EXERCISE OBJECTIVE: Reproduce every entry word for word. Drop all pictures from the copy.
Start of AVAILABLE RECORDS
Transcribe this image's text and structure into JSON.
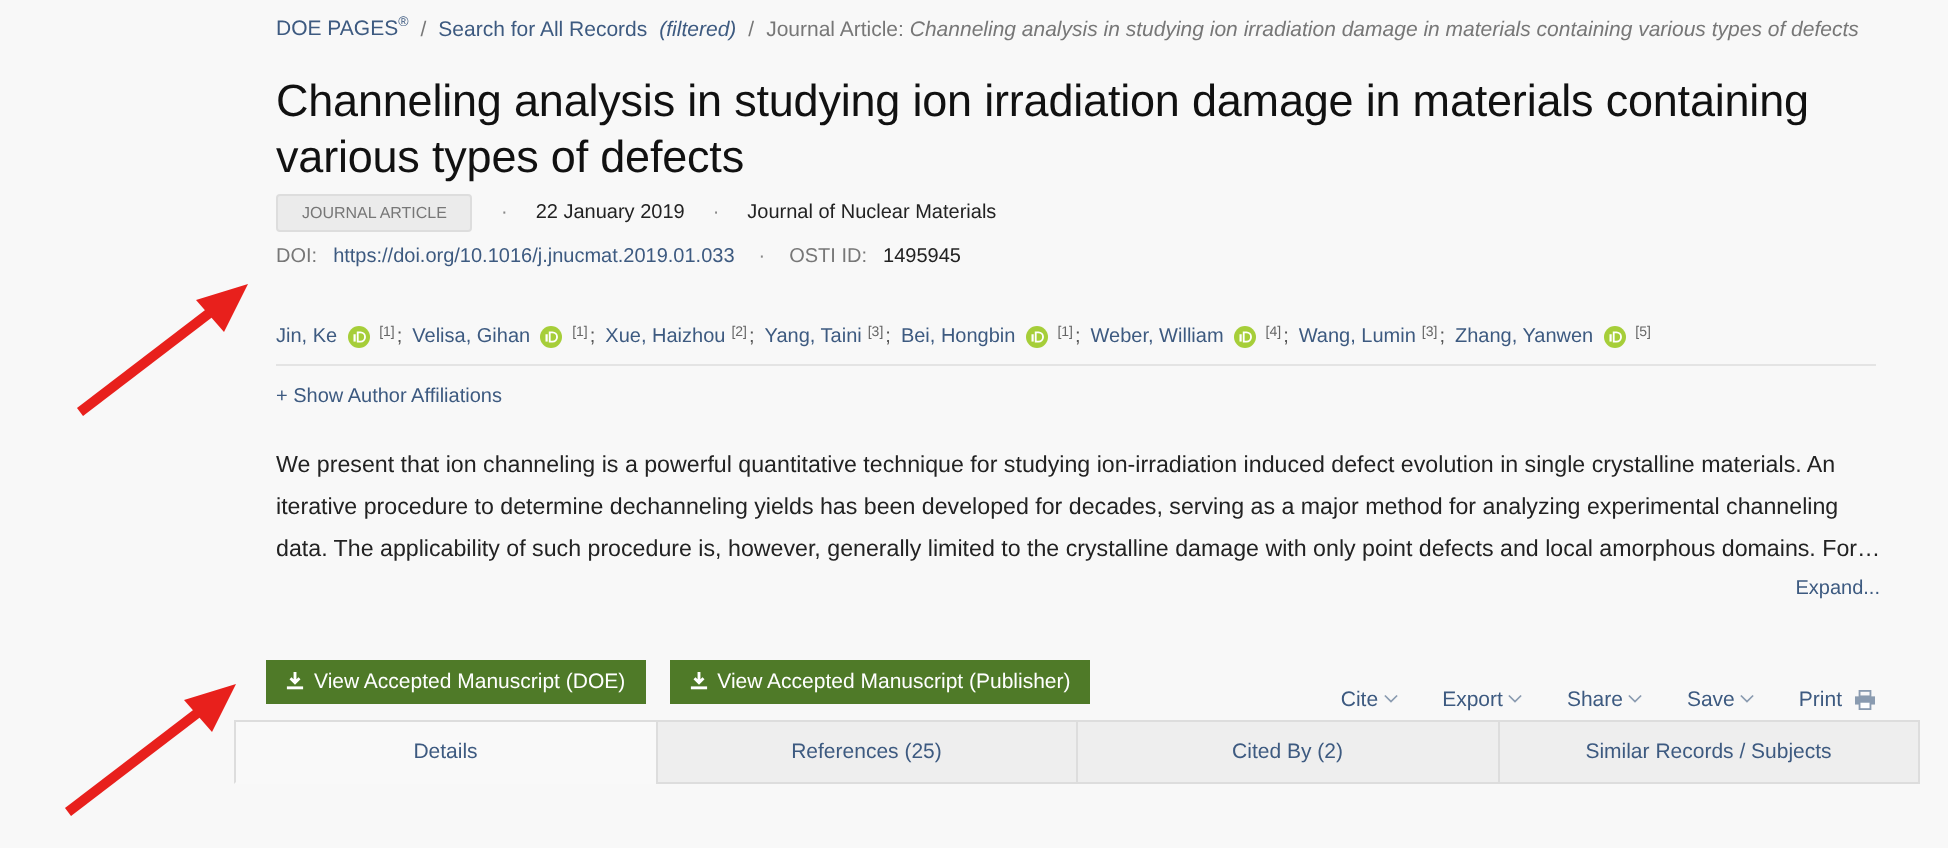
{
  "breadcrumb": [
    {
      "text": "DOE PAGES$^{®}$",
      "kind": "link"
    },
    {
      "text": "/",
      "kind": "sep"
    },
    {
      "text": "Search for All Records",
      "kind": "link"
    },
    {
      "text": "(filtered)",
      "kind": "note"
    },
    {
      "text": "/",
      "kind": "sep"
    },
    {
      "text": "Journal Article: *Channeling analysis in studying ion irradiation damage in materials containing various types of defects*",
      "kind": "current"
    }
  ],
  "title": "Channeling analysis in studying ion irradiation damage in materials containing various types of defects",
  "meta": {
    "type_badge": "JOURNAL ARTICLE",
    "dot_1": "·",
    "date": "22 January 2019",
    "dot_2": "·",
    "journal": "Journal of Nuclear Materials",
    "doi_label": "DOI:",
    "doi": "https://doi.org/10.1016/j.jnucmat.2019.01.033",
    "dot_3": "·",
    "osti_label": "OSTI ID:",
    "osti_id": "1495945"
  },
  "authors": [
    {
      "name": "Jin, Ke",
      "orcid": true,
      "affiliation": "[1]",
      "separator": ";"
    },
    {
      "name": "Velisa, Gihan",
      "orcid": true,
      "affiliation": "[1]",
      "separator": ";"
    },
    {
      "name": "Xue, Haizhou",
      "orcid": false,
      "affiliation": "[2]",
      "separator": ";"
    },
    {
      "name": "Yang, Taini",
      "orcid": false,
      "affiliation": "[3]",
      "separator": ";"
    },
    {
      "name": "Bei, Hongbin",
      "orcid": true,
      "affiliation": "[1]",
      "separator": ";"
    },
    {
      "name": "Weber, William",
      "orcid": true,
      "affiliation": "[4]",
      "separator": ";"
    },
    {
      "name": "Wang, Lumin",
      "orcid": false,
      "affiliation": "[3]",
      "separator": ";"
    },
    {
      "name": "Zhang, Yanwen",
      "orcid": true,
      "affiliation": "[5]"
    }
  ],
  "show_affiliations": "+ Show Author Affiliations",
  "abstract": "We present that ion channeling is a powerful quantitative technique for studying ion-irradiation induced defect evolution in single crystalline materials. An iterative procedure to determine dechanneling yields has been developed for decades, serving as a major method for analyzing experimental channeling data. The applicability of such procedure is, however, generally limited to the crystalline damage with only point defects and local amorphous domains. For…",
  "expand": "Expand...",
  "download_buttons": [
    "View Accepted Manuscript (DOE)",
    "View Accepted Manuscript (Publisher)"
  ],
  "actions": [
    {
      "label": "Cite",
      "kind": "menu"
    },
    {
      "label": "Export",
      "kind": "menu"
    },
    {
      "label": "Share",
      "kind": "menu"
    },
    {
      "label": "Save",
      "kind": "menu"
    },
    {
      "label": "Print",
      "kind": "print"
    }
  ],
  "tabs": [
    {
      "label": "Details",
      "selected": true
    },
    {
      "label": "References (25)",
      "selected": false
    },
    {
      "label": "Cited By (2)",
      "selected": false
    },
    {
      "label": "Similar Records / Subjects",
      "selected": false
    }
  ]
}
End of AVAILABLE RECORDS
TASK ANSWER:
Transcribe this image's text and structure into JSON.
{
  "breadcrumb": [
    {
      "text": "DOE PAGES$^{®}$",
      "kind": "link"
    },
    {
      "text": "/",
      "kind": "sep"
    },
    {
      "text": "Search for All Records",
      "kind": "link"
    },
    {
      "text": "(filtered)",
      "kind": "note"
    },
    {
      "text": "/",
      "kind": "sep"
    },
    {
      "text": "Journal Article: *Channeling analysis in studying ion irradiation damage in materials containing various types of defects*",
      "kind": "current"
    }
  ],
  "title": "Channeling analysis in studying ion irradiation damage in materials containing various types of defects",
  "meta": {
    "type_badge": "JOURNAL ARTICLE",
    "dot_1": "·",
    "date": "22 January 2019",
    "dot_2": "·",
    "journal": "Journal of Nuclear Materials",
    "doi_label": "DOI:",
    "doi": "https://doi.org/10.1016/j.jnucmat.2019.01.033",
    "dot_3": "·",
    "osti_label": "OSTI ID:",
    "osti_id": "1495945"
  },
  "authors": [
    {
      "name": "Jin, Ke",
      "orcid": true,
      "affiliation": "[1]",
      "separator": ";"
    },
    {
      "name": "Velisa, Gihan",
      "orcid": true,
      "affiliation": "[1]",
      "separator": ";"
    },
    {
      "name": "Xue, Haizhou",
      "orcid": false,
      "affiliation": "[2]",
      "separator": ";"
    },
    {
      "name": "Yang, Taini",
      "orcid": false,
      "affiliation": "[3]",
      "separator": ";"
    },
    {
      "name": "Bei, Hongbin",
      "orcid": true,
      "affiliation": "[1]",
      "separator": ";"
    },
    {
      "name": "Weber, William",
      "orcid": true,
      "affiliation": "[4]",
      "separator": ";"
    },
    {
      "name": "Wang, Lumin",
      "orcid": false,
      "affiliation": "[3]",
      "separator": ";"
    },
    {
      "name": "Zhang, Yanwen",
      "orcid": true,
      "affiliation": "[5]"
    }
  ],
  "show_affiliations": "+ Show Author Affiliations",
  "abstract": "We present that ion channeling is a powerful quantitative technique for studying ion-irradiation induced defect evolution in single crystalline materials. An iterative procedure to determine dechanneling yields has been developed for decades, serving as a major method for analyzing experimental channeling data. The applicability of such procedure is, however, generally limited to the crystalline damage with only point defects and local amorphous domains. For…",
  "expand": "Expand...",
  "download_buttons": [
    "View Accepted Manuscript (DOE)",
    "View Accepted Manuscript (Publisher)"
  ],
  "actions": [
    {
      "label": "Cite",
      "kind": "menu"
    },
    {
      "label": "Export",
      "kind": "menu"
    },
    {
      "label": "Share",
      "kind": "menu"
    },
    {
      "label": "Save",
      "kind": "menu"
    },
    {
      "label": "Print",
      "kind": "print"
    }
  ],
  "tabs": [
    {
      "label": "Details",
      "selected": true
    },
    {
      "label": "References (25)",
      "selected": false
    },
    {
      "label": "Cited By (2)",
      "selected": false
    },
    {
      "label": "Similar Records / Subjects",
      "selected": false
    }
  ]
}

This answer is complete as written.